Years ago, I discovered a thought which is true. It is this: The gate of history swings on small hinges, and so do people's lives. I [chose] to discuss three gates which you alone can open. You must pass through each gate if you are to be successful in your journey through mortality ..."
He then asks us to open 'The Gate of Preparation' with genuine effort and avoidance of fear, 'The Gate of Performance' with responsibility and accountability that is not for the intention but for the deed, and lastly 'The Gate of Service' by looking to the example of Jesus Christ and considering what He would have each of us do.

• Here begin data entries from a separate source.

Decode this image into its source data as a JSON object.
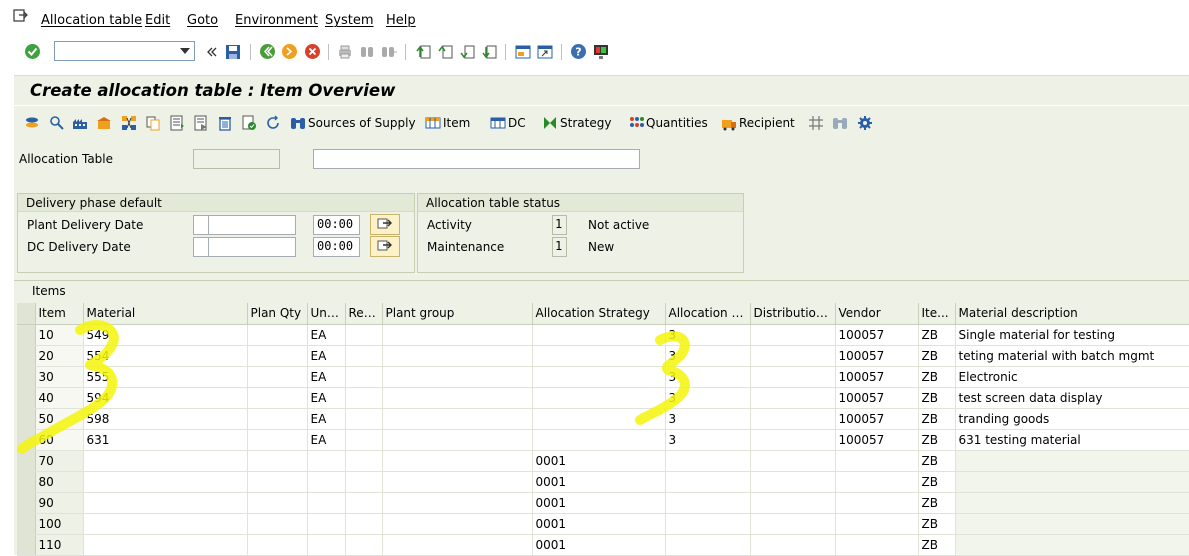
{
  "menu": {
    "items": [
      "Allocation table",
      "Edit",
      "Goto",
      "Environment",
      "System",
      "Help"
    ]
  },
  "command_field": {
    "value": ""
  },
  "title": "Create allocation table : Item Overview",
  "app_toolbar": {
    "sources_of_supply": "Sources of Supply",
    "item": "Item",
    "dc": "DC",
    "strategy": "Strategy",
    "quantities": "Quantities",
    "recipient": "Recipient"
  },
  "header": {
    "allocation_table_label": "Allocation Table",
    "allocation_table_value": "",
    "allocation_table_desc": ""
  },
  "delivery_phase": {
    "title": "Delivery phase default",
    "plant_label": "Plant Delivery Date",
    "plant_time": "00:00",
    "dc_label": "DC Delivery Date",
    "dc_time": "00:00"
  },
  "status": {
    "title": "Allocation table status",
    "activity_label": "Activity",
    "activity_value": "1",
    "activity_text": "Not active",
    "maintenance_label": "Maintenance",
    "maintenance_value": "1",
    "maintenance_text": "New"
  },
  "items": {
    "title": "Items",
    "columns": [
      "Item",
      "Material",
      "Plan Qty",
      "Uni...",
      "Rec...",
      "Plant group",
      "Allocation Strategy",
      "Allocation rule",
      "Distribution ...",
      "Vendor",
      "Ite...",
      "Material description"
    ],
    "rows": [
      [
        "10",
        "549",
        "",
        "EA",
        "",
        "",
        "",
        "3",
        "",
        "100057",
        "ZB",
        "Single material for testing"
      ],
      [
        "20",
        "554",
        "",
        "EA",
        "",
        "",
        "",
        "3",
        "",
        "100057",
        "ZB",
        "teting material with batch mgmt"
      ],
      [
        "30",
        "555",
        "",
        "EA",
        "",
        "",
        "",
        "3",
        "",
        "100057",
        "ZB",
        "Electronic"
      ],
      [
        "40",
        "594",
        "",
        "EA",
        "",
        "",
        "",
        "3",
        "",
        "100057",
        "ZB",
        "test screen data display"
      ],
      [
        "50",
        "598",
        "",
        "EA",
        "",
        "",
        "",
        "3",
        "",
        "100057",
        "ZB",
        "tranding goods"
      ],
      [
        "60",
        "631",
        "",
        "EA",
        "",
        "",
        "",
        "3",
        "",
        "100057",
        "ZB",
        "631 testing material"
      ],
      [
        "70",
        "",
        "",
        "",
        "",
        "",
        "0001",
        "",
        "",
        "",
        "ZB",
        ""
      ],
      [
        "80",
        "",
        "",
        "",
        "",
        "",
        "0001",
        "",
        "",
        "",
        "ZB",
        ""
      ],
      [
        "90",
        "",
        "",
        "",
        "",
        "",
        "0001",
        "",
        "",
        "",
        "ZB",
        ""
      ],
      [
        "100",
        "",
        "",
        "",
        "",
        "",
        "0001",
        "",
        "",
        "",
        "ZB",
        ""
      ],
      [
        "110",
        "",
        "",
        "",
        "",
        "",
        "0001",
        "",
        "",
        "",
        "ZB",
        ""
      ]
    ]
  },
  "colors": {
    "background": "#eef2e6",
    "highlight": "#f5f50a"
  }
}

These are all choices; my personal choices and yours. Listen or not, act or not, be kind or not - and then accept the consequences - the blessings or lack of them.
"Fundamental to our theology is belief in individual freedom of inquiry, thought, and expression," taught President Gordon B. Hinckley, and we should use that freedom "... to move forward the work of the Lord, to strengthen His kingdom on the earth, to teach and build testimony..."
Without blame to myself and/or others can I make better choices today than yesterday, tomorrow than today?
I witness a great and exciting truth: God speaks to prophets now, today! I can be guided by prophets just as the biblical Children of Israel could follow Moses from Egypt, or not; and the people prior to the flood could listen to Noah and board the ark, or mock and not. I can tune my internet to lds.org and listen carefully - or not.
I can choose ...
It is a little thing - or is it?
How did I get here? - Tonight, Kathryn put the too youngest to bed, but this made Ella mad. She requested that I come cuddle with her. So when I was finished what I was doing I ...
3 months ago